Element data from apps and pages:
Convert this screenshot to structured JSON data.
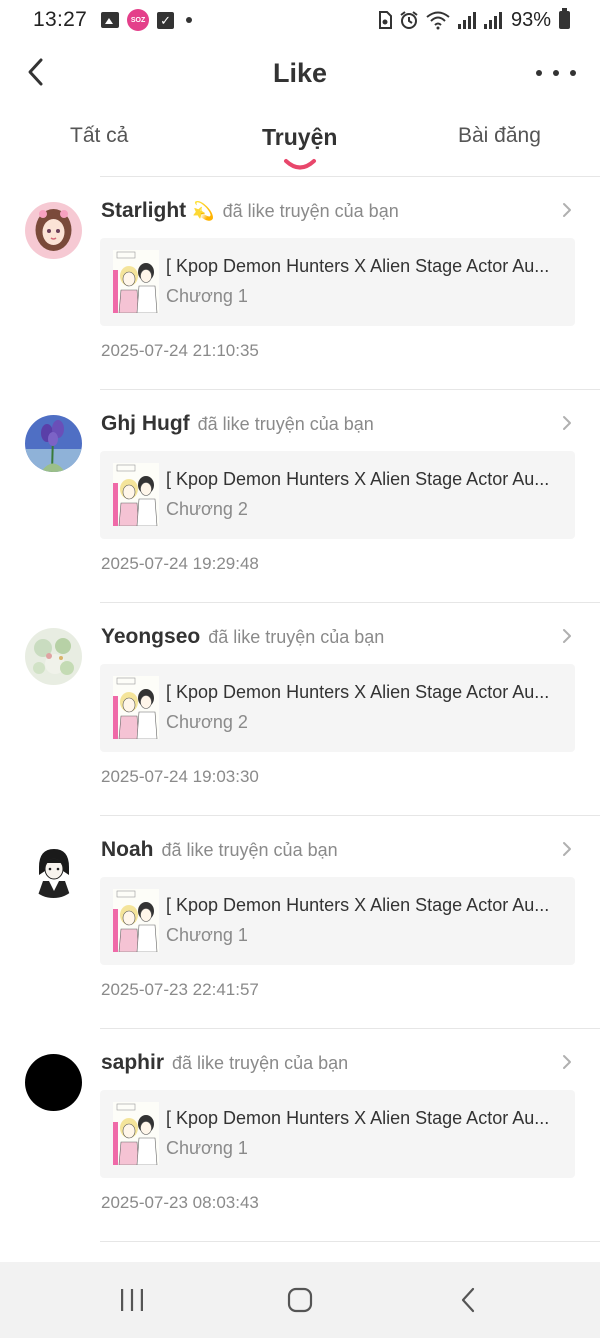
{
  "status_bar": {
    "time": "13:27",
    "app_badge": "SOZ",
    "battery": "93%",
    "icons": [
      "gallery-icon",
      "app-icon",
      "check-icon",
      "dot-icon",
      "sim-icon",
      "alarm-icon",
      "wifi-icon",
      "signal-icon",
      "signal-icon",
      "battery-icon"
    ]
  },
  "header": {
    "title": "Like"
  },
  "tabs": [
    {
      "label": "Tất cả",
      "active": false
    },
    {
      "label": "Truyện",
      "active": true
    },
    {
      "label": "Bài đăng",
      "active": false
    }
  ],
  "accent_color": "#e8476b",
  "items": [
    {
      "user": "Starlight",
      "emoji": "💫",
      "action": "đã like truyện của bạn",
      "story_title": "[ Kpop Demon Hunters X Alien Stage Actor Au...",
      "chapter": "Chương 1",
      "timestamp": "2025-07-24 21:10:35"
    },
    {
      "user": "Ghj Hugf",
      "emoji": "",
      "action": "đã like truyện của bạn",
      "story_title": "[ Kpop Demon Hunters X Alien Stage Actor Au...",
      "chapter": "Chương 2",
      "timestamp": "2025-07-24 19:29:48"
    },
    {
      "user": "Yeongseo",
      "emoji": "",
      "action": "đã like truyện của bạn",
      "story_title": "[ Kpop Demon Hunters X Alien Stage Actor Au...",
      "chapter": "Chương 2",
      "timestamp": "2025-07-24 19:03:30"
    },
    {
      "user": "Noah",
      "emoji": "",
      "action": "đã like truyện của bạn",
      "story_title": "[ Kpop Demon Hunters X Alien Stage Actor Au...",
      "chapter": "Chương 1",
      "timestamp": "2025-07-23 22:41:57"
    },
    {
      "user": "saphir",
      "emoji": "",
      "action": "đã like truyện của bạn",
      "story_title": "[ Kpop Demon Hunters X Alien Stage Actor Au...",
      "chapter": "Chương 1",
      "timestamp": "2025-07-23 08:03:43"
    }
  ],
  "nav_bar": {
    "icons": [
      "recent-apps-icon",
      "home-icon",
      "back-icon"
    ]
  }
}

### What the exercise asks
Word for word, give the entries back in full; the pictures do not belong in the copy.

### Written solution
Convert this screenshot to structured JSON data.
{
  "status_bar": {
    "time": "13:27",
    "app_badge": "SOZ",
    "battery": "93%",
    "icons": [
      "gallery-icon",
      "app-icon",
      "check-icon",
      "dot-icon",
      "sim-icon",
      "alarm-icon",
      "wifi-icon",
      "signal-icon",
      "signal-icon",
      "battery-icon"
    ]
  },
  "header": {
    "title": "Like"
  },
  "tabs": [
    {
      "label": "Tất cả",
      "active": false
    },
    {
      "label": "Truyện",
      "active": true
    },
    {
      "label": "Bài đăng",
      "active": false
    }
  ],
  "accent_color": "#e8476b",
  "items": [
    {
      "user": "Starlight",
      "emoji": "💫",
      "action": "đã like truyện của bạn",
      "story_title": "[ Kpop Demon Hunters X Alien Stage Actor Au...",
      "chapter": "Chương 1",
      "timestamp": "2025-07-24 21:10:35"
    },
    {
      "user": "Ghj Hugf",
      "emoji": "",
      "action": "đã like truyện của bạn",
      "story_title": "[ Kpop Demon Hunters X Alien Stage Actor Au...",
      "chapter": "Chương 2",
      "timestamp": "2025-07-24 19:29:48"
    },
    {
      "user": "Yeongseo",
      "emoji": "",
      "action": "đã like truyện của bạn",
      "story_title": "[ Kpop Demon Hunters X Alien Stage Actor Au...",
      "chapter": "Chương 2",
      "timestamp": "2025-07-24 19:03:30"
    },
    {
      "user": "Noah",
      "emoji": "",
      "action": "đã like truyện của bạn",
      "story_title": "[ Kpop Demon Hunters X Alien Stage Actor Au...",
      "chapter": "Chương 1",
      "timestamp": "2025-07-23 22:41:57"
    },
    {
      "user": "saphir",
      "emoji": "",
      "action": "đã like truyện của bạn",
      "story_title": "[ Kpop Demon Hunters X Alien Stage Actor Au...",
      "chapter": "Chương 1",
      "timestamp": "2025-07-23 08:03:43"
    }
  ],
  "nav_bar": {
    "icons": [
      "recent-apps-icon",
      "home-icon",
      "back-icon"
    ]
  }
}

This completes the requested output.